As a military brat who never truly felt a sense of home in any one place, I greatly admire this ability.  As a person of faith, I’ve felt a yearning toward something better, somewhere more. So, I’m working at becoming hefted to good things – beauty (so easy to find in the Lake District), gratitude, kindness, pure unadulterated laughter, attaining wisdom and knowledge, nurturing true relationships… You know, the good stuff.

Good Stuff. Like sitting in a field of wildflowers and soaking up birdsong.

Also, my hair is curly and has grey speed-stripes, and my Taller Half says I’m cute.  Charming Herdwick sheep are cute.  Herdy Girl.  I’ll go with that!

Peace,

Herdy Girl

Scattered Roots (My first blog post ever.)

Looking forward to seeing what’s around the bend.

 

So… Mel Robbins’ Five Second Rule keeps showing up in my feed.  Has to be for a reason.

I can take a hint… Time to leap into the unknown.

Here it bloomin’ goes.

5, 4, 3, 2, 1:

Tiny me.

See that four-year old little girl?  That’s me.  By that age, we’d moved several times and were back in my father’s home state of South Carolina.  Dad had joined the United States Air Force straight out of high school, and he met my mother when he was stationed in England.  They married and out I popped just before my folks were sent to a base in Germany.
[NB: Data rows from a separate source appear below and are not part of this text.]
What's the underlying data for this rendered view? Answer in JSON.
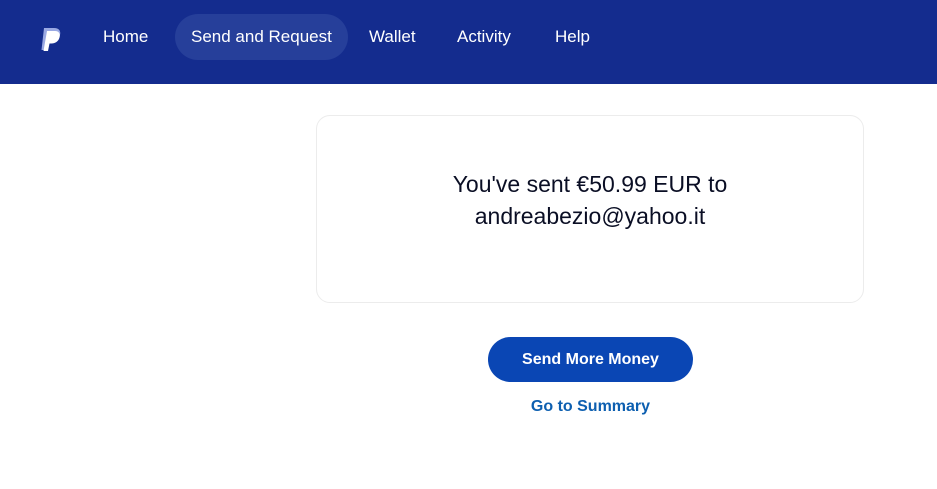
{
  "colors": {
    "header_bg": "#142c8e",
    "active_tab_bg": "#263f9a",
    "primary_button": "#0a46b4",
    "link": "#0d5fb0"
  },
  "header": {
    "logo": "paypal-logo-icon",
    "nav": [
      {
        "label": "Home"
      },
      {
        "label": "Send and Request",
        "active": true
      },
      {
        "label": "Wallet"
      },
      {
        "label": "Activity"
      },
      {
        "label": "Help"
      }
    ]
  },
  "confirmation": {
    "line1": "You've sent €50.99 EUR to",
    "line2": "andreabezio@yahoo.it"
  },
  "actions": {
    "send_more_label": "Send More Money",
    "summary_label": "Go to Summary"
  }
}
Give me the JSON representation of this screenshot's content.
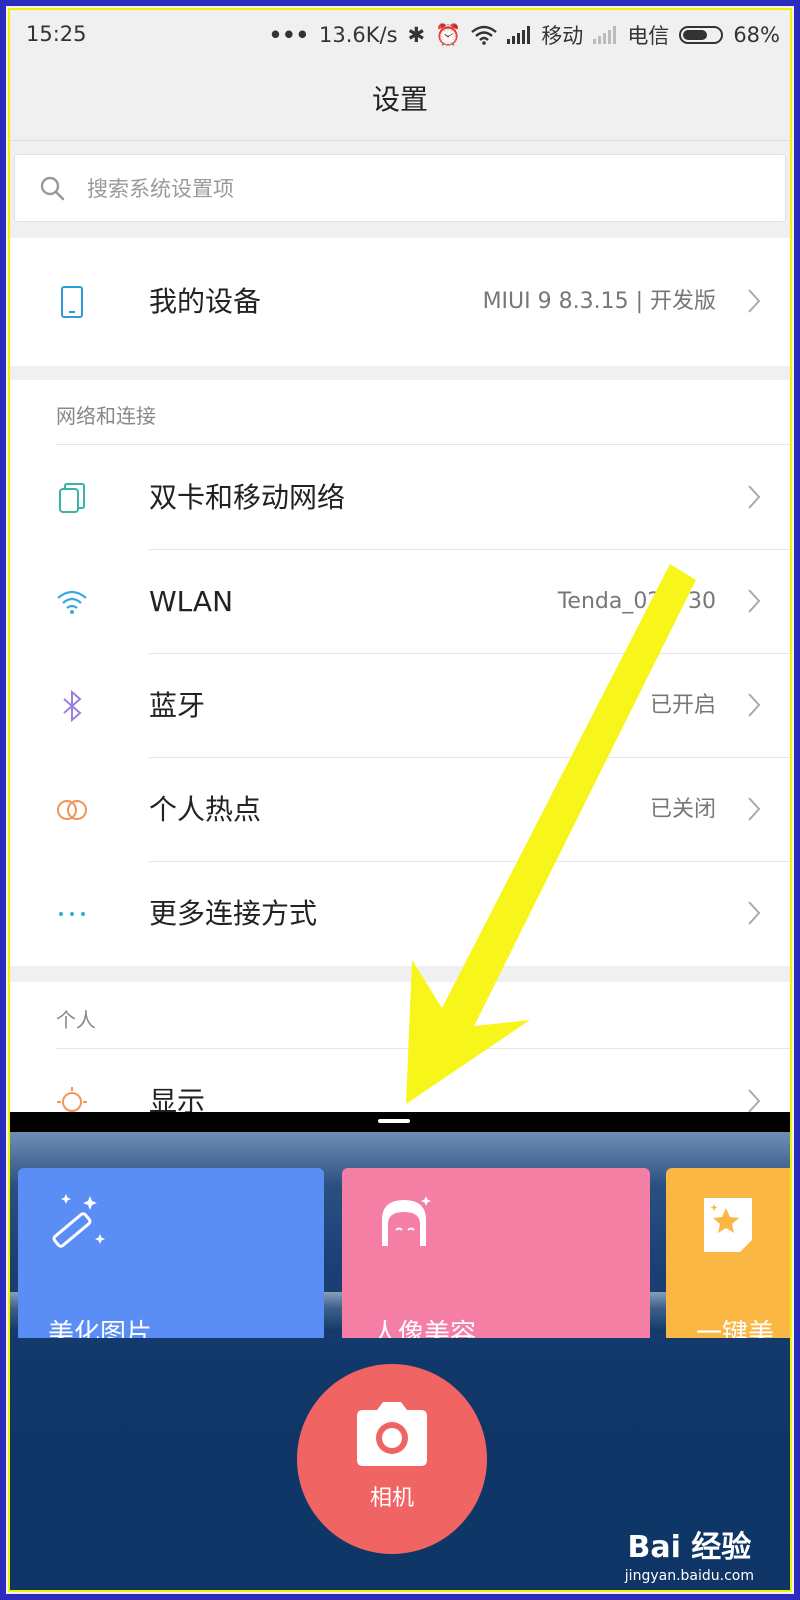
{
  "status": {
    "time": "15:25",
    "speed": "13.6K/s",
    "carrier1": "移动",
    "carrier2": "电信",
    "battery": "68%",
    "battery_level": 0.68
  },
  "title": "设置",
  "search": {
    "placeholder": "搜索系统设置项"
  },
  "device": {
    "label": "我的设备",
    "value": "MIUI 9 8.3.15 | 开发版"
  },
  "network": {
    "header": "网络和连接",
    "items": [
      {
        "label": "双卡和移动网络",
        "value": ""
      },
      {
        "label": "WLAN",
        "value": "Tenda_025F30"
      },
      {
        "label": "蓝牙",
        "value": "已开启"
      },
      {
        "label": "个人热点",
        "value": "已关闭"
      },
      {
        "label": "更多连接方式",
        "value": ""
      }
    ]
  },
  "personal": {
    "header": "个人",
    "items": [
      {
        "label": "显示",
        "value": ""
      }
    ]
  },
  "apps": {
    "tiles": [
      {
        "label": "美化图片",
        "color": "#5b8ef5"
      },
      {
        "label": "人像美容",
        "color": "#f47ea4"
      },
      {
        "label": "一键美",
        "color": "#fbb744"
      }
    ],
    "camera": {
      "label": "相机",
      "color": "#f06563"
    }
  },
  "watermark": {
    "brand": "Bai 经验",
    "url": "jingyan.baidu.com"
  },
  "colors": {
    "annotation_arrow": "#f8f51a"
  }
}
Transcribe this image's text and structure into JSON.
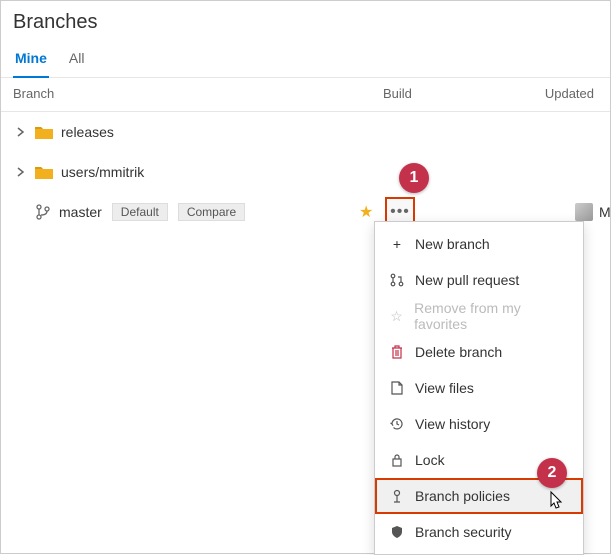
{
  "title": "Branches",
  "tabs": {
    "mine": "Mine",
    "all": "All"
  },
  "columns": {
    "branch": "Branch",
    "build": "Build",
    "updated": "Updated"
  },
  "folders": {
    "releases": "releases",
    "users": "users/mmitrik"
  },
  "master": {
    "name": "master",
    "default": "Default",
    "compare": "Compare",
    "user": "Matt"
  },
  "menu": {
    "new_branch": "New branch",
    "new_pr": "New pull request",
    "remove_fav": "Remove from my favorites",
    "delete": "Delete branch",
    "view_files": "View files",
    "view_history": "View history",
    "lock": "Lock",
    "policies": "Branch policies",
    "security": "Branch security"
  },
  "annotations": {
    "one": "1",
    "two": "2"
  }
}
We moved a lot; we managed.  I was shy. A lovely sister joined us when I was seven. She was not shy. We moved within the US. The moving slowed down, we moved to England.  Suffolk, to be exact. I was a little less shy. Dad retired in 1984 and we moved stateside. I’ve always love both England and America (especially the South), their cultures and landscape and people. Hopefully, I have inherited some of the best traits of both!

In all that moving, my juvenile roots didn’t go deep. I never really knew either my paternal or maternal families very well. Friends came and went. (In gardening terms, my roots were just spinning around my little container, pot-bound.)

So much life ahead of us…

In quick order followed HS Graduation (30 years and one day ago), move to University and subsequent graduation, Marriage exactly one week later, two moves and Parenthood, five moves later…

Our unit of three, a container garden if you will, stayed in one place long enough to break out and entangle our roots with those around us.  We were watered by southern hospitality, and fed by several loving communities of faith and by friendships.

When our only child graduated from university, my Best Beloved and I found ourselves looking at the next phase and feeling a pull towards England. An opportunity to move there presented itself, so we sold up the farm (literally) and moved across the Atlantic Ocean.  We are now living in a part of the UK far from any of our previous homes.

One of my favourite views

We’ve lived in our rented accommodation for eighteen months. It’s a lovely home in an amazing setting.  I’ve grown to love it, and to find it both a balm and an inspiration.  Tentative roots have gone into the garden, the community and the entire region.

I’d like to share my journey in this beautiful place.  Please join me as I explore Cumbria and the Lake District.  I’ll welcome you into my kitchen and garden (even if those locations change, sadly).  We’ll become rooted in a new way in this (sometimes scary, sometimes heartwarming) place called the internet.

Peace,

Herdy Girl